Following on from yesterday’s post I can report that, with some help from our neighbour, I have successfully disentangled the pumpkin plant from the fence. We ended up having to cut away some of the plant but managed to avoid removing any of the actual pumpkins.
The neighbour was even kind enough to return the big pumpkin that had been growing on his side of the fence. All 11 kilos of it.
I also planted courgettes earlier this year and we harvested the first one yesterday. It’s a pretty decent size although I haven’t gotten around to weighing it.
While weeding and clearing, we discovered this little lady helping to protect the plants.
After some searching, I think she’s a wasp spider (Argiope bruennichi) and I know that she sent me down an internet rabbit hole for much of the evening. They are fascinating wee beasties.
I tried not to disturb her too much but all of our banking about was enough to send her into hiding at some point during the day. I hope she comes back, though, as she provides a cheerfully colourful way of keeping my vegetables pest free.
I haven’t being paying a lot of attention to the vegetable patch recently, which is why the pumpkin plant has been able to grow completely out of control. Not only has it climbed the neighbours’ fence, but it has also grown a spectacularly large pumpkin on their side of said fence.

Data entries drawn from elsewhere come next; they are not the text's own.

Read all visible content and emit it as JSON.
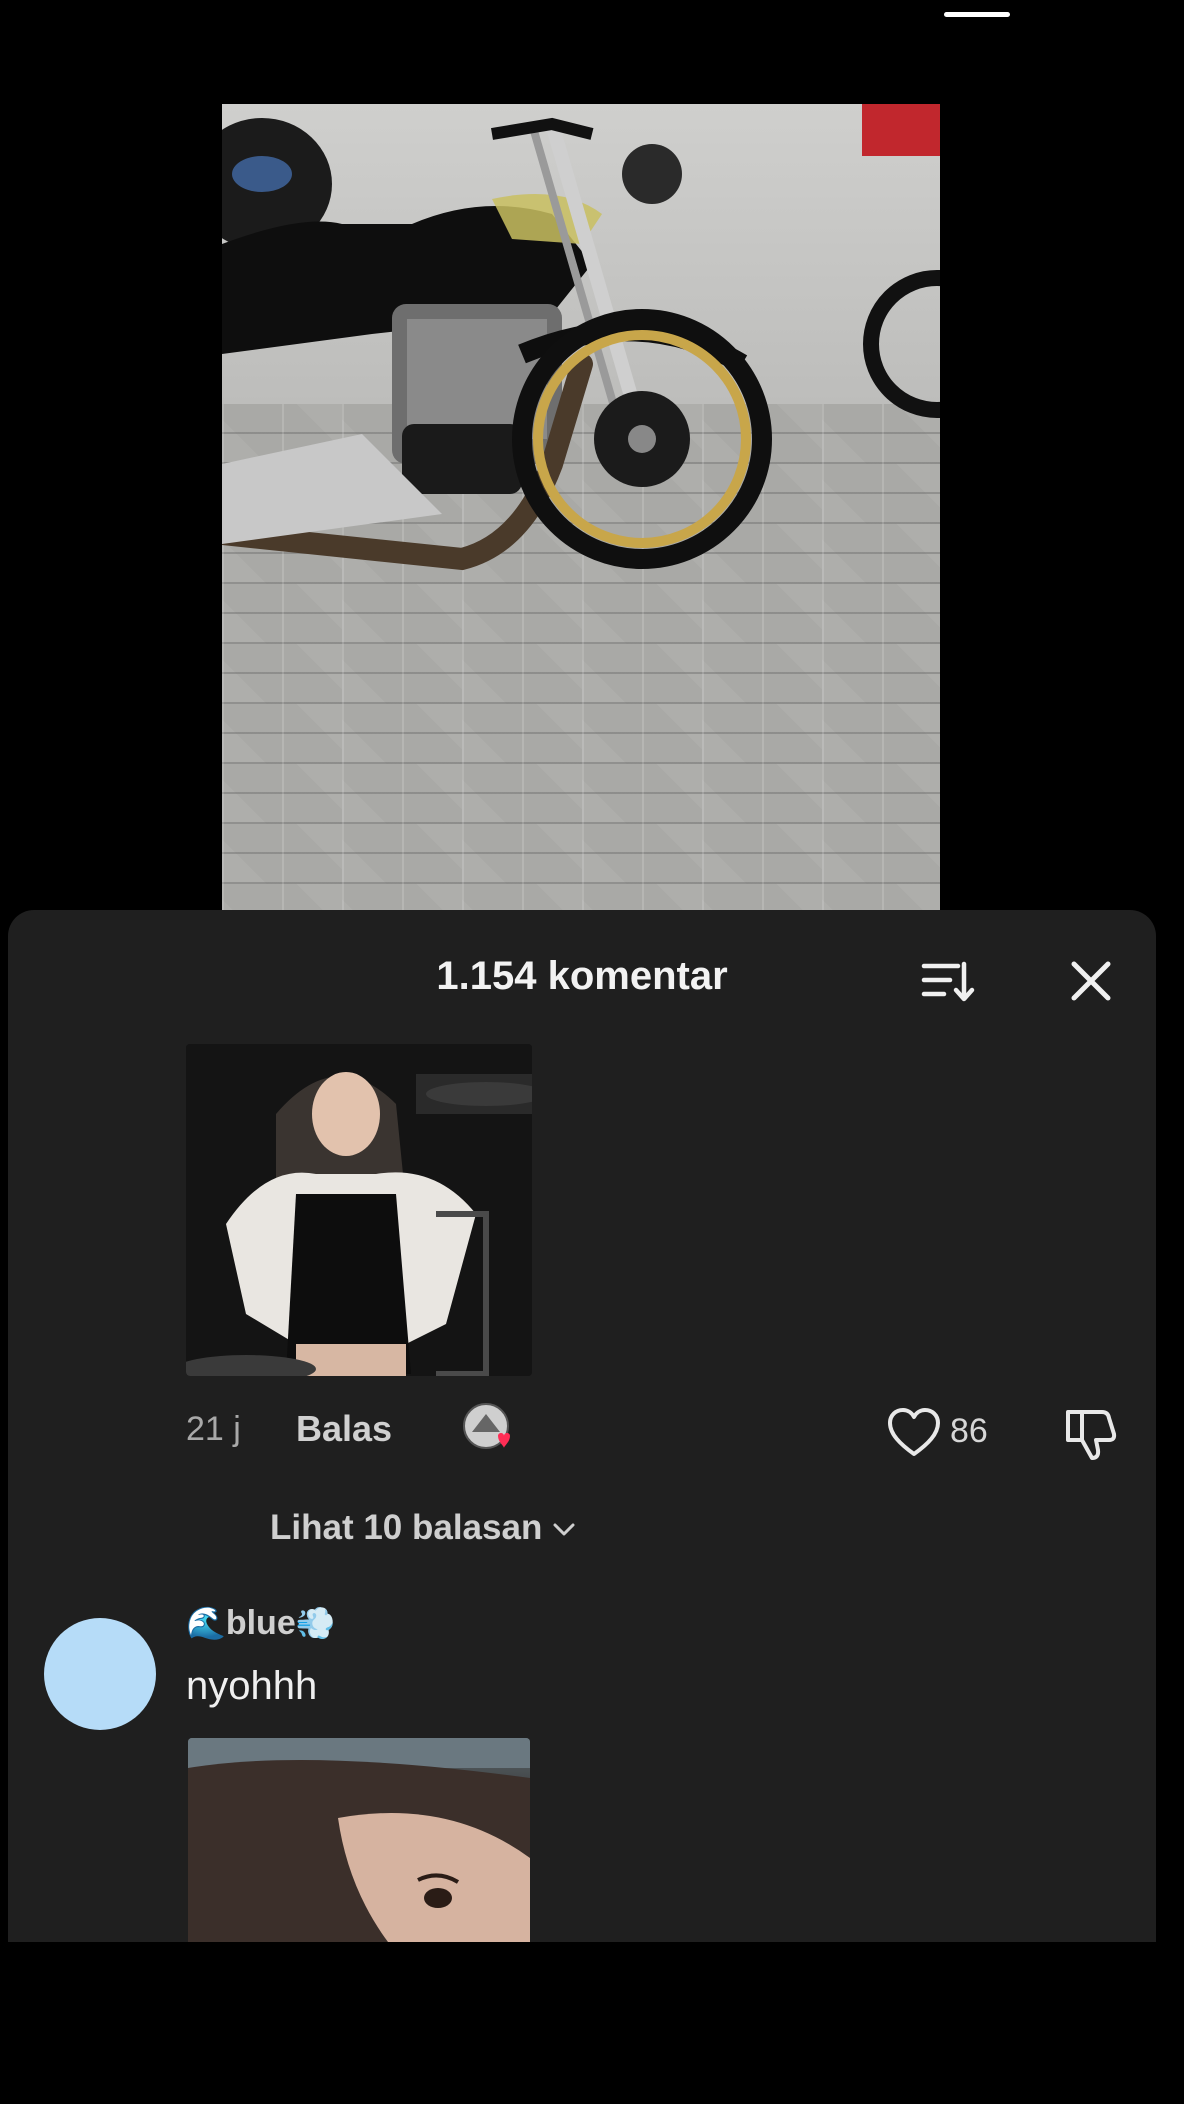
{
  "header": {
    "title": "1.154 komentar"
  },
  "comments": [
    {
      "time": "21 j",
      "reply_label": "Balas",
      "likes": "86",
      "view_replies": "Lihat 10 balasan"
    },
    {
      "username_emoji_left": "🌊",
      "username": "blue",
      "username_emoji_right": "💨",
      "text": "nyohhh"
    }
  ],
  "colors": {
    "sheet_bg": "#1f1f1f",
    "like_heart": "#ff2d55",
    "avatar_bg": "#b6dcf8"
  }
}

We have already told the neighbours that they can keep the pumpkin, unless it turns out to be the most impressive one we manage this year. I do, however, need to ensure that the weight of the plant doesn’t cause any actual damage so today I shall be mainly tying to exert some sort of control over this stationary triffid.

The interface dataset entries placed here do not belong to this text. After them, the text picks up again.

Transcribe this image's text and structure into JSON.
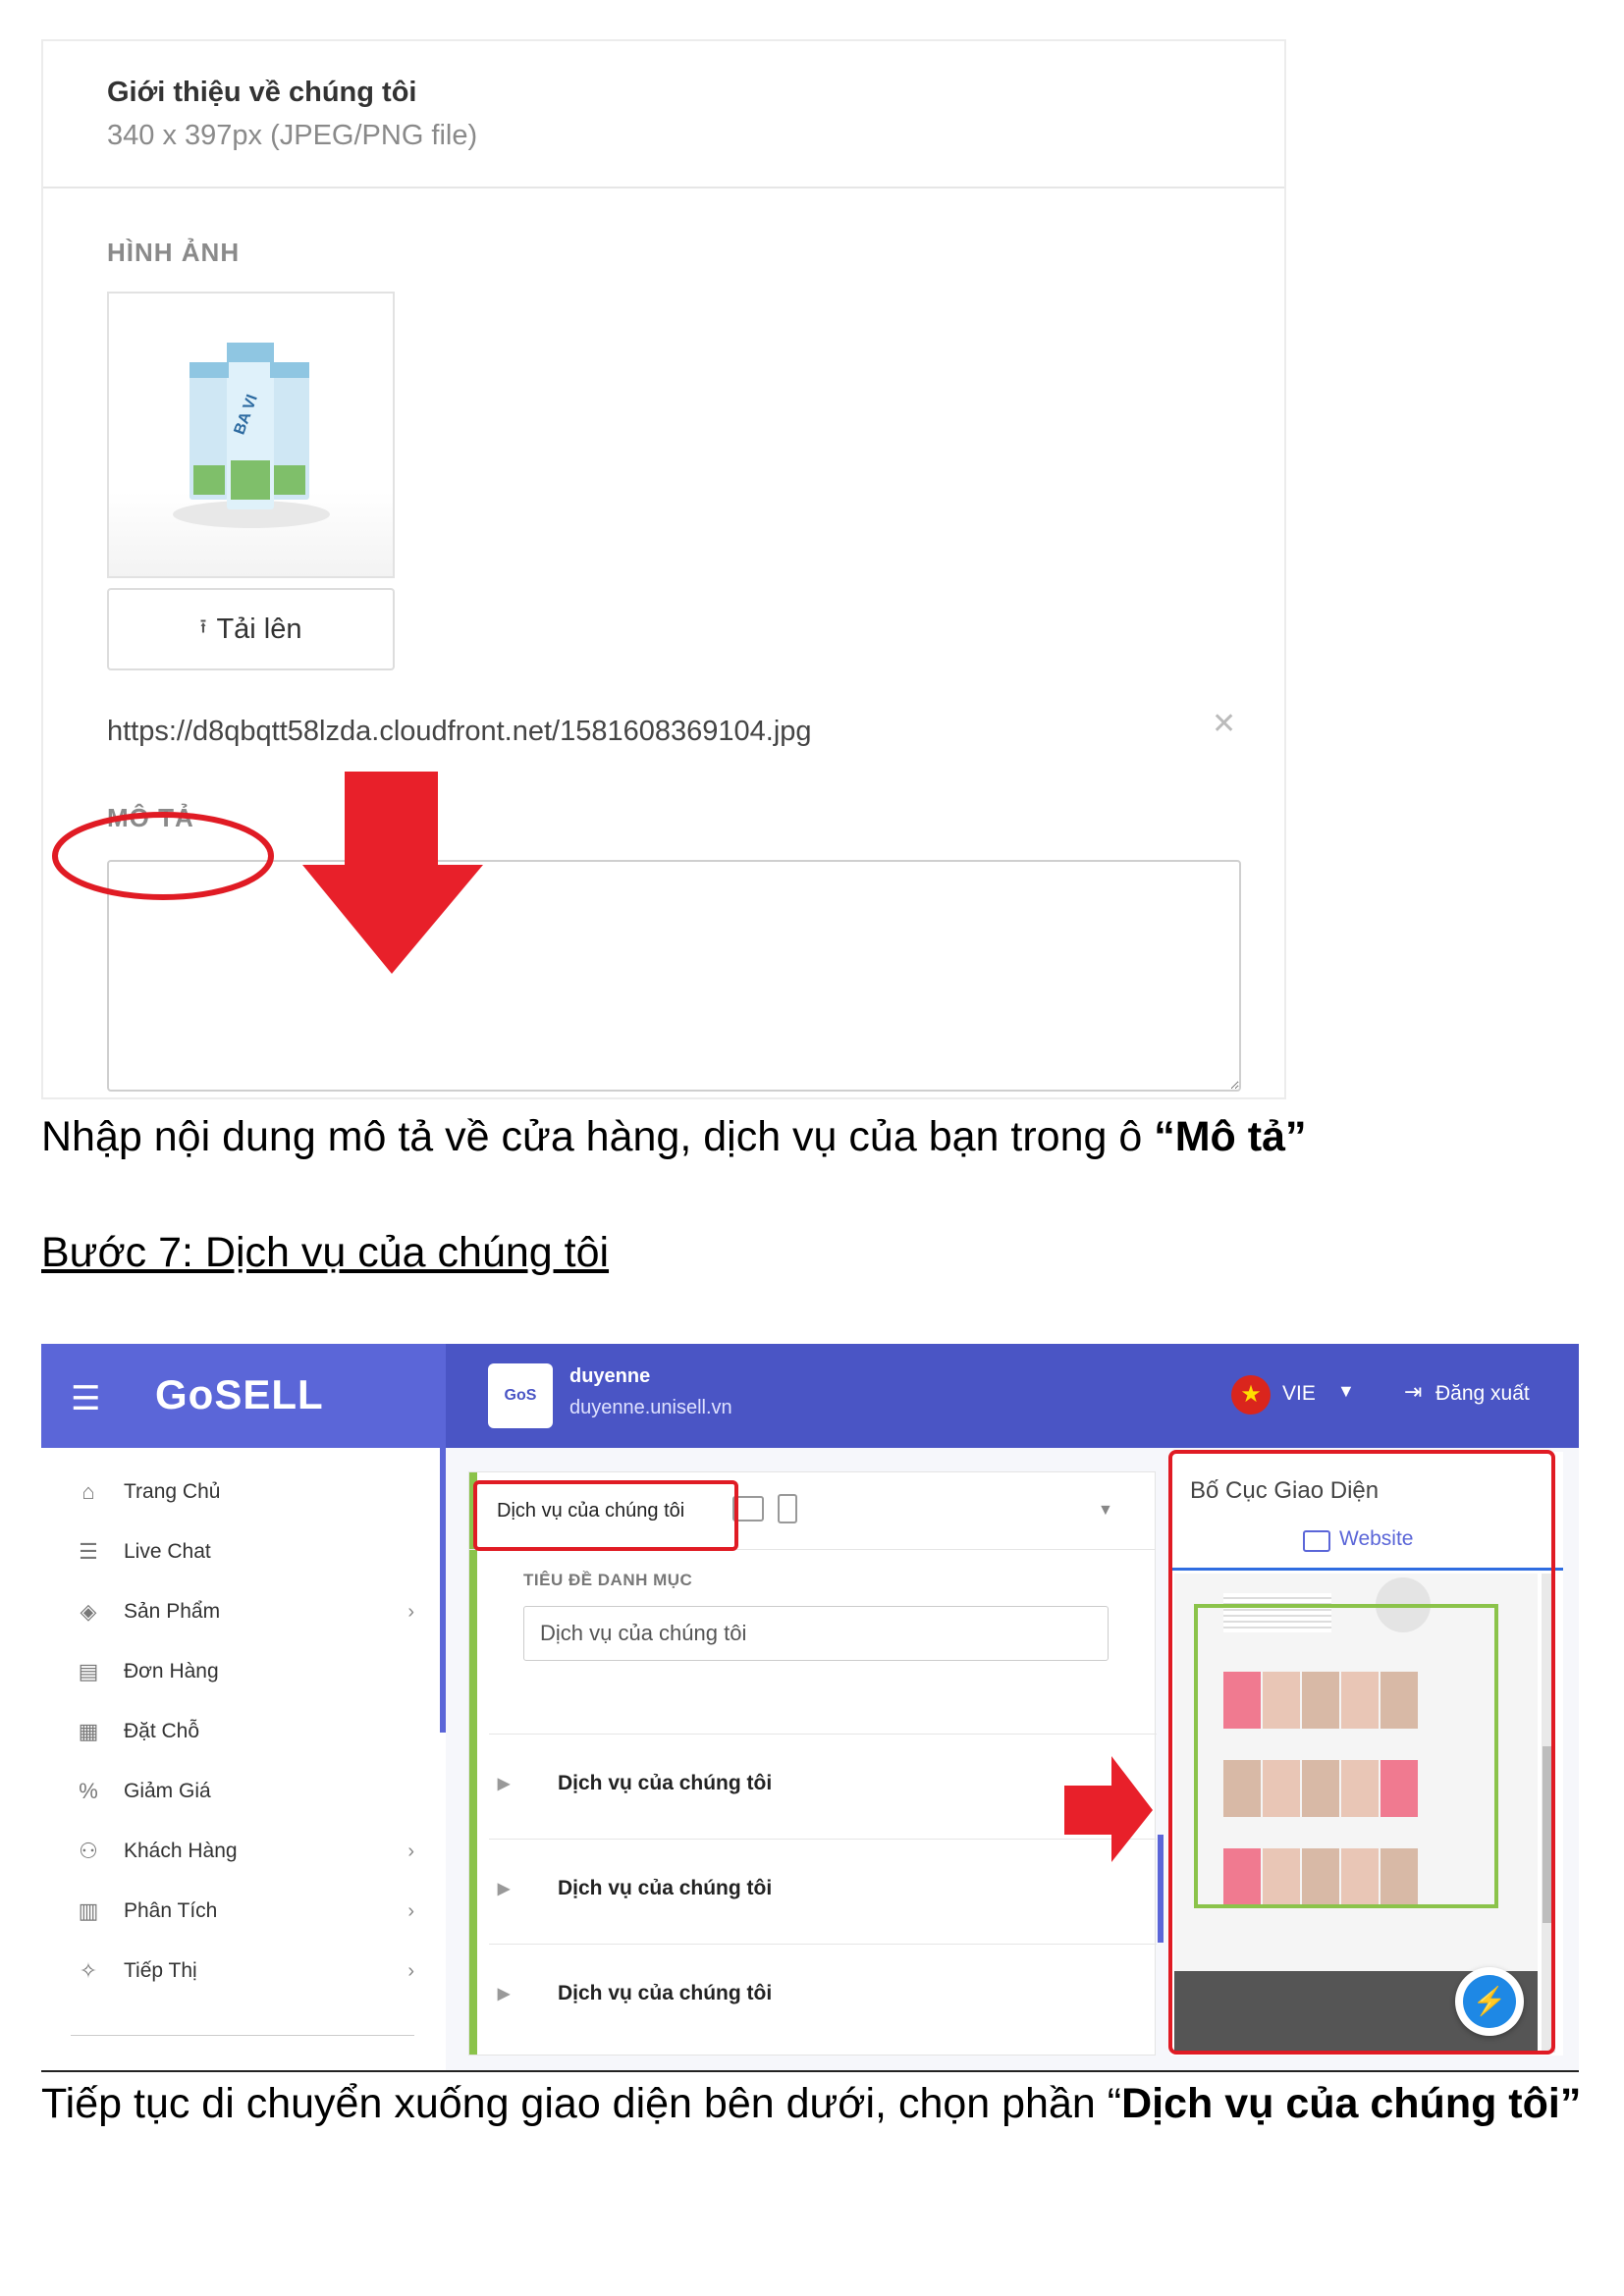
{
  "section1": {
    "title": "Giới thiệu về chúng tôi",
    "subtitle": "340 x 397px (JPEG/PNG file)",
    "image_label": "HÌNH ẢNH",
    "upload_label": "Tải lên",
    "image_url": "https://d8qbqtt58lzda.cloudfront.net/1581608369104.jpg",
    "description_label": "MÔ TẢ",
    "description_value": ""
  },
  "caption1": {
    "text": "Nhập nội dung mô tả về cửa hàng, dịch vụ của bạn trong ô ",
    "bold": "“Mô tả”"
  },
  "step7": {
    "heading": "Bước 7: Dịch vụ của chúng tôi"
  },
  "app": {
    "brand": "GoSELL",
    "store_name": "duyenne",
    "store_domain": "duyenne.unisell.vn",
    "language": "VIE",
    "logout": "Đăng xuất",
    "sidebar": [
      {
        "label": "Trang Chủ",
        "icon": "home-icon",
        "chevron": false
      },
      {
        "label": "Live Chat",
        "icon": "chat-icon",
        "chevron": false
      },
      {
        "label": "Sản Phẩm",
        "icon": "tag-icon",
        "chevron": true
      },
      {
        "label": "Đơn Hàng",
        "icon": "order-icon",
        "chevron": false
      },
      {
        "label": "Đặt Chỗ",
        "icon": "calendar-icon",
        "chevron": false
      },
      {
        "label": "Giảm Giá",
        "icon": "discount-icon",
        "chevron": false
      },
      {
        "label": "Khách Hàng",
        "icon": "customers-icon",
        "chevron": true
      },
      {
        "label": "Phân Tích",
        "icon": "analytics-icon",
        "chevron": true
      },
      {
        "label": "Tiếp Thị",
        "icon": "marketing-icon",
        "chevron": true
      }
    ],
    "editor": {
      "section_name": "Dịch vụ của chúng tôi",
      "category_title_label": "TIÊU ĐỀ DANH MỤC",
      "category_title_value": "Dịch vụ của chúng tôi",
      "items": [
        "Dịch vụ của chúng tôi",
        "Dịch vụ của chúng tôi",
        "Dịch vụ của chúng tôi"
      ]
    },
    "preview": {
      "title": "Bố Cục Giao Diện",
      "tab": "Website"
    }
  },
  "caption2": {
    "text": "Tiếp tục di chuyển xuống giao diện bên dưới, chọn phần “",
    "bold": "Dịch vụ của chúng tôi”"
  },
  "colors": {
    "header": "#4a55c5",
    "accent": "#5b66d8",
    "annotation_red": "#e01b24",
    "highlight_green": "#8bc34a"
  }
}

Way back in 2014, we acquired a trio of chickens. Chickens don’t live that long and when the first one died, Eve decided to go out and buy three more, and so we had five. Of those five, three grew old and died and two decided to up sticks and move in with the rooster next door.
This left us with no chickens at all. Until Friday.

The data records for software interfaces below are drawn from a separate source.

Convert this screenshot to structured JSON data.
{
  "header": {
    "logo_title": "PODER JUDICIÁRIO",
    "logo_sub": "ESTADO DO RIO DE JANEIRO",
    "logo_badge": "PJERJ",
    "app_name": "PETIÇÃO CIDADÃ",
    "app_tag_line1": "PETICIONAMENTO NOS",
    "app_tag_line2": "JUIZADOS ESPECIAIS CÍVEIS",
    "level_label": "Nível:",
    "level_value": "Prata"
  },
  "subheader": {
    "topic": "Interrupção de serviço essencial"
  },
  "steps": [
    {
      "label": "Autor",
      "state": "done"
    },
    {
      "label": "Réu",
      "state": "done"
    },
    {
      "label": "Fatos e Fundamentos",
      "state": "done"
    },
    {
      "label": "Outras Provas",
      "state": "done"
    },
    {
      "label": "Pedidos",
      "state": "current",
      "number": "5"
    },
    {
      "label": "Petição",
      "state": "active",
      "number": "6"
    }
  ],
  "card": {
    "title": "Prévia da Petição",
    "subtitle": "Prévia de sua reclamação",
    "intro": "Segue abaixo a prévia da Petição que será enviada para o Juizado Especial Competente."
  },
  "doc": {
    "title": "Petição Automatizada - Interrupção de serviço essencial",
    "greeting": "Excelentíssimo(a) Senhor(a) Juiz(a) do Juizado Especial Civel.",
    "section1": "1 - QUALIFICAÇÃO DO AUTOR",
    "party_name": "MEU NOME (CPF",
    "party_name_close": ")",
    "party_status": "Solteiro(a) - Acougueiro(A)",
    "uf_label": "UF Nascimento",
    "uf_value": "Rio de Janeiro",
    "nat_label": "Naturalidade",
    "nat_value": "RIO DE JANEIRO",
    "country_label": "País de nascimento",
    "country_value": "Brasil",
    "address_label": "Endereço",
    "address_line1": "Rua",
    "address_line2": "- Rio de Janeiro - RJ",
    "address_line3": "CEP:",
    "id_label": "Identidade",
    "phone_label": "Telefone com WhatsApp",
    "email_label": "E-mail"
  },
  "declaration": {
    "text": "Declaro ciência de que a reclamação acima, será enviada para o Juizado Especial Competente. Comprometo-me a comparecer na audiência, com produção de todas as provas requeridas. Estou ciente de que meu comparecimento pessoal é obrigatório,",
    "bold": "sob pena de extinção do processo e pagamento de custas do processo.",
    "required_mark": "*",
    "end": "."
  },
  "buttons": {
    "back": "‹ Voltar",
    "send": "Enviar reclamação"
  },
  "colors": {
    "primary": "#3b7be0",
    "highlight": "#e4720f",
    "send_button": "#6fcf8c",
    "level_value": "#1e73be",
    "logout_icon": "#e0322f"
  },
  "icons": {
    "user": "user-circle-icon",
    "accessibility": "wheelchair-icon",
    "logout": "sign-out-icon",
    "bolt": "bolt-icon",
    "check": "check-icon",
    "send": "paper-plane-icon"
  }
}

And now we have three again and, I’m promised, these are a bit tamer than the last lot and less inclined to climb over, under or bite through the fence that should keep them safely in their chicken run.
This weekend, I spent Saturday mainly trying to cut down a tree.
The tree in question has been here longer than we have and its higher branches are leaning over the collection of stones that we laughingly refer to as the road. It doesn’t look too bad now but, come summer when all the leaves have regrown, it does block the street somewhat. Worse, though, is when autumn comes around and the fallen leaves become a bit of a nightmare for everyone.
So down it has to come. And down most of it came on Saturday.
The tree is quite high (over 10 metres) so those higher branches are not easy to reach without help. Fortunately I did have help, and a borrowed ladder long enough to reach the top of the tree.
We started with the branches, cutting them off and then clearing them out of the way. This proved to be pretty straightforward and we made progress a lot more quickly than I had expected.
Unfortunately, the trunk proved to be too much of challenge for my 40cm chainsaw blade, so the tree is still standing, silently defiant.
I’m hoping to be able to borrow a bigger chainsaw in the near future but until then, I have a whole stack of branches that need to be chopped and stacked for next winter.
In fact I have more than a single tree’s worth of branches as I also took advantage of having such a high ladder sitting around to trim back some of the previously unreachable branches on several other trees around the house.
But the logging is for the future because, having spent six hours handling a hot chainsaw, I decided I deserved to put my feet up and enjoy a cold beer before the rest of the family returned.
Today was the day that we finally decided to harvest the pumpkins. It’s not a bad haul this time around, especially when you take into account the number of times I have caught cats and/or chickens in there.
The biggest of the pumpkins weighed in at 14.35 kilos, which is impressive for me.